(Click on these photos to enlarge them so you can get a better idea of how things look now.)
Tomorrow is Canadian Thanksgiving, and we want to wish all  our neighbors to the north a great  holiday.  In celebration, check out this Manitoba license plate left for us by a friendly Canadian, Dave Werstiuk, who visited recently.

Saturday, October 11, 2014

Wish Me Luck

It was a HUGE day at Afton Station today.  I got home 2 hours late, and I implore my old, broken down computer to hang in there and not give me any trouble this evening because I'd like to tell you all about this amazing day on Route 66 without a balky machine getting in my way.

Would you believe. . . we had well over 100 visitors today!  I officially counted 111, but Ron M. reminded me that they were coming in the door so fast that I probably missed a handful.   The breakdown goes something like this:

** At least 25 bikers here for the H.O.G. state rally in Claremore.  With nasty (cold and rainy) weather today, we considered that a pretty good  number, especially since we had visits from 24 more of them yesterday and there's one more day to go (with better weather, we're told).

**  24 members of Jim Conkle's "Just You" tour, a bus tour of Route 66 for singles from the British Isles.
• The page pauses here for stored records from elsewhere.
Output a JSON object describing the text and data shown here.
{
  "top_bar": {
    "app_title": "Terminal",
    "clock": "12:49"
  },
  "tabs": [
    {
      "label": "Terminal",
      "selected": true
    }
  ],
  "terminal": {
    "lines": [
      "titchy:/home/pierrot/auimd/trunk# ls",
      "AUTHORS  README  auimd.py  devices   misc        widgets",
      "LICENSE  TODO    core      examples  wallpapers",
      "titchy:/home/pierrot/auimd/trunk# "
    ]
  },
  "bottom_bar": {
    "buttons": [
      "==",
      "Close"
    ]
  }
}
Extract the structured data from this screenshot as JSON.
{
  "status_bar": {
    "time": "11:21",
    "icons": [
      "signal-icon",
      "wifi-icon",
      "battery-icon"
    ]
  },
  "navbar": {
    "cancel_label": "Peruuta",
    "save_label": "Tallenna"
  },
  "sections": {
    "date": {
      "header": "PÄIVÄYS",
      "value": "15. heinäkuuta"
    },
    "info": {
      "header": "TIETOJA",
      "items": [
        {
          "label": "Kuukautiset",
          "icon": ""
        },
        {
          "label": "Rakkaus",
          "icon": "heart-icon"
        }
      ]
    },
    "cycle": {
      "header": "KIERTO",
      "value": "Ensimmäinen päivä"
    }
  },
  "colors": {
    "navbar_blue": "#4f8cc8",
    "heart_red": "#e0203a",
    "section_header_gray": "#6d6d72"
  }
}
**  14 folks on Craig Parish's tour of Route 66 -- folks driving their own vehicles and making their own decisions where to stop but getting guidance from Parish, who is a veteran Route 66 traveler.

The rest of the 111 (or so) was made up on folks traveling on their own.  They came from Neosho MO, San Antonio TX, Woodstock IL, Frankfort KY, Springfield MO, Traverse City MI, Hot Springs AR, Versailles KY, Tulsa OK, Mol Belgium, Chandler OK, LaPeer MI, and Achuca Victoria Australia.

Here are some photos. . .
Wet bikers begin to arrive from the H.O.G. Rally.   It was pouring so hard in the morning that the planned cruises had to be either cancelled altogether or delayed a few hours.  Here are a handful who chose to defy the dampness and make their way to Afton Station.
Once inside, they dried off, perused some of our books, and shopped.  We are truly grateful for these intrepid Road Warriors, considering that some parts of our region had record rainfall levels in the past 24 hours.
Here's our dear friend and tour director Jim Conkle (right) with some of his group members in the background.
This cxouple had a Packard connection.  His father worked at the old Packard plant in Detroit!  He and his wife are from Travers City, Michigan.
This is Craig Parish, leader of the National Route 66 Motor Tour.   He led over 100 tourists on this trip.
One member of his tour collects old Cushman scooters.  This '64 model is the one he drove on this Route 66  trip.  As I recall, he said he had about two dozen vintage Cushmans!
You may recognize this couple.  They stopped at Afton Station on Sept, 25 and I mentioned on this blog how impressed I was with their advance planning for their trip and the choices they'd made about where they wanted to stay, etc.  Well, on their return trip east to their home in Woodstock, IL they decided to stop again because we'd really hit it off on our first meeting.  I'm so glad they did!   She is an absolute sweetheart, the kind of person I wish lived closer because I know we could become good friends.  I can only hope that they find their way back to Oklahoma soon.
More independent travelers near the end of the day were this happy couple from Achuca in Victoria, Australia.  I was glad we  had some time to talk while the crowds were dispersing, because you know my motto -- A day without Aussies is a day without sunshine!

More of this insanity tomorrow, I hope.  But first, thanks to Ron M., Betty, and Tattoo Man for lending a hand today.  I couldn't have done it alone.